AIM OF THE EXERCISE:
Output all of the entries beneath, exactly as written.

AVAILABLE DATA:
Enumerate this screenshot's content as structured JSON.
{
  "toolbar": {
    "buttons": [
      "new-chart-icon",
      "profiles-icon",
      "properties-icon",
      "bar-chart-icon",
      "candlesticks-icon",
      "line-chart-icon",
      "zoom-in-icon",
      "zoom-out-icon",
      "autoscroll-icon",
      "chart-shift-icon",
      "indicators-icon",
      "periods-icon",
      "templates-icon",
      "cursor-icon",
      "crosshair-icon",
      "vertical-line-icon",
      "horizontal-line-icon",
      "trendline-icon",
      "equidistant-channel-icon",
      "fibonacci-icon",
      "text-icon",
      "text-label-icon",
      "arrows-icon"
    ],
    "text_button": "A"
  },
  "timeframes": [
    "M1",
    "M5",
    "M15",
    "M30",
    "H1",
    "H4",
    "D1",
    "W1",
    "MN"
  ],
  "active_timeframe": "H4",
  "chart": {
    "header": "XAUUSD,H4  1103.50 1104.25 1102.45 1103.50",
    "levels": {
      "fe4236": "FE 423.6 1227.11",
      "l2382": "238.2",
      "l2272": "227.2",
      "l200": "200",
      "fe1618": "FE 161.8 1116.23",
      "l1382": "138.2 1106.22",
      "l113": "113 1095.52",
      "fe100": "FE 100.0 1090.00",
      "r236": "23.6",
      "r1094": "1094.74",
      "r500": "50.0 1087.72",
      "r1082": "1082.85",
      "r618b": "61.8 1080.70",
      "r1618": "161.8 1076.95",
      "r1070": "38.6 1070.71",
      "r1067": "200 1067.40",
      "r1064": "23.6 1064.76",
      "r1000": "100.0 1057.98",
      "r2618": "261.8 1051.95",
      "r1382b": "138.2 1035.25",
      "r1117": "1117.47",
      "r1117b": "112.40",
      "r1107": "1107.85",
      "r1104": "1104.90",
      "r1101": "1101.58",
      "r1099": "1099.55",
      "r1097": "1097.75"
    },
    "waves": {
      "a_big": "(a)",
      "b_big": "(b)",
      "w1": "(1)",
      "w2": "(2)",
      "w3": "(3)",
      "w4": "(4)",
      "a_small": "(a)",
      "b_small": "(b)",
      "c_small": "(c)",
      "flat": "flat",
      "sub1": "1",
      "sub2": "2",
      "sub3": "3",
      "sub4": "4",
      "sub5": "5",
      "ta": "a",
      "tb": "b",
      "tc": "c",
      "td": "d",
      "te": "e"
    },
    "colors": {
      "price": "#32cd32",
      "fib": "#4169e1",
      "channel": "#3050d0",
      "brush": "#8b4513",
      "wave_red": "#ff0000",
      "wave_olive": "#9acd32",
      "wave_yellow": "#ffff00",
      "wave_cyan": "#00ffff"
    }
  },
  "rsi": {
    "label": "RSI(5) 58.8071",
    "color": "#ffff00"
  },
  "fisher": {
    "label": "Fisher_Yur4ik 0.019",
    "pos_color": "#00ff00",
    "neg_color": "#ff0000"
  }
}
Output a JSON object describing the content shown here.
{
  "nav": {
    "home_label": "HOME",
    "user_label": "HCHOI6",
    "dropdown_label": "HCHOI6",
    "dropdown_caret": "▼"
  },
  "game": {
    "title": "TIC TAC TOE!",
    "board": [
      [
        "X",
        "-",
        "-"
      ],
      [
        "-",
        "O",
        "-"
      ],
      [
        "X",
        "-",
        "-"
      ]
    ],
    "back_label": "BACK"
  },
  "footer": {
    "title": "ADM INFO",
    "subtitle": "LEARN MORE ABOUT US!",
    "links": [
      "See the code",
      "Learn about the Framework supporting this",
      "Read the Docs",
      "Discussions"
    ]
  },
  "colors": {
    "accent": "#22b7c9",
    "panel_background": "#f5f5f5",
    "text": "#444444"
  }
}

TASK RESPONSE:
Enumerate this screenshot's content as structured JSON.
{
  "toolbar": {
    "buttons": [
      "new-chart-icon",
      "profiles-icon",
      "properties-icon",
      "bar-chart-icon",
      "candlesticks-icon",
      "line-chart-icon",
      "zoom-in-icon",
      "zoom-out-icon",
      "autoscroll-icon",
      "chart-shift-icon",
      "indicators-icon",
      "periods-icon",
      "templates-icon",
      "cursor-icon",
      "crosshair-icon",
      "vertical-line-icon",
      "horizontal-line-icon",
      "trendline-icon",
      "equidistant-channel-icon",
      "fibonacci-icon",
      "text-icon",
      "text-label-icon",
      "arrows-icon"
    ],
    "text_button": "A"
  },
  "timeframes": [
    "M1",
    "M5",
    "M15",
    "M30",
    "H1",
    "H4",
    "D1",
    "W1",
    "MN"
  ],
  "active_timeframe": "H4",
  "chart": {
    "header": "XAUUSD,H4  1103.50 1104.25 1102.45 1103.50",
    "levels": {
      "fe4236": "FE 423.6 1227.11",
      "l2382": "238.2",
      "l2272": "227.2",
      "l200": "200",
      "fe1618": "FE 161.8 1116.23",
      "l1382": "138.2 1106.22",
      "l113": "113 1095.52",
      "fe100": "FE 100.0 1090.00",
      "r236": "23.6",
      "r1094": "1094.74",
      "r500": "50.0 1087.72",
      "r1082": "1082.85",
      "r618b": "61.8 1080.70",
      "r1618": "161.8 1076.95",
      "r1070": "38.6 1070.71",
      "r1067": "200 1067.40",
      "r1064": "23.6 1064.76",
      "r1000": "100.0 1057.98",
      "r2618": "261.8 1051.95",
      "r1382b": "138.2 1035.25",
      "r1117": "1117.47",
      "r1117b": "112.40",
      "r1107": "1107.85",
      "r1104": "1104.90",
      "r1101": "1101.58",
      "r1099": "1099.55",
      "r1097": "1097.75"
    },
    "waves": {
      "a_big": "(a)",
      "b_big": "(b)",
      "w1": "(1)",
      "w2": "(2)",
      "w3": "(3)",
      "w4": "(4)",
      "a_small": "(a)",
      "b_small": "(b)",
      "c_small": "(c)",
      "flat": "flat",
      "sub1": "1",
      "sub2": "2",
      "sub3": "3",
      "sub4": "4",
      "sub5": "5",
      "ta": "a",
      "tb": "b",
      "tc": "c",
      "td": "d",
      "te": "e"
    },
    "colors": {
      "price": "#32cd32",
      "fib": "#4169e1",
      "channel": "#3050d0",
      "brush": "#8b4513",
      "wave_red": "#ff0000",
      "wave_olive": "#9acd32",
      "wave_yellow": "#ffff00",
      "wave_cyan": "#00ffff"
    }
  },
  "rsi": {
    "label": "RSI(5) 58.8071",
    "color": "#ffff00"
  },
  "fisher": {
    "label": "Fisher_Yur4ik 0.019",
    "pos_color": "#00ff00",
    "neg_color": "#ff0000"
  }
}
Output a JSON object describing the content shown here.
{
  "nav": {
    "home_label": "HOME",
    "user_label": "HCHOI6",
    "dropdown_label": "HCHOI6",
    "dropdown_caret": "▼"
  },
  "game": {
    "title": "TIC TAC TOE!",
    "board": [
      [
        "X",
        "-",
        "-"
      ],
      [
        "-",
        "O",
        "-"
      ],
      [
        "X",
        "-",
        "-"
      ]
    ],
    "back_label": "BACK"
  },
  "footer": {
    "title": "ADM INFO",
    "subtitle": "LEARN MORE ABOUT US!",
    "links": [
      "See the code",
      "Learn about the Framework supporting this",
      "Read the Docs",
      "Discussions"
    ]
  },
  "colors": {
    "accent": "#22b7c9",
    "panel_background": "#f5f5f5",
    "text": "#444444"
  }
}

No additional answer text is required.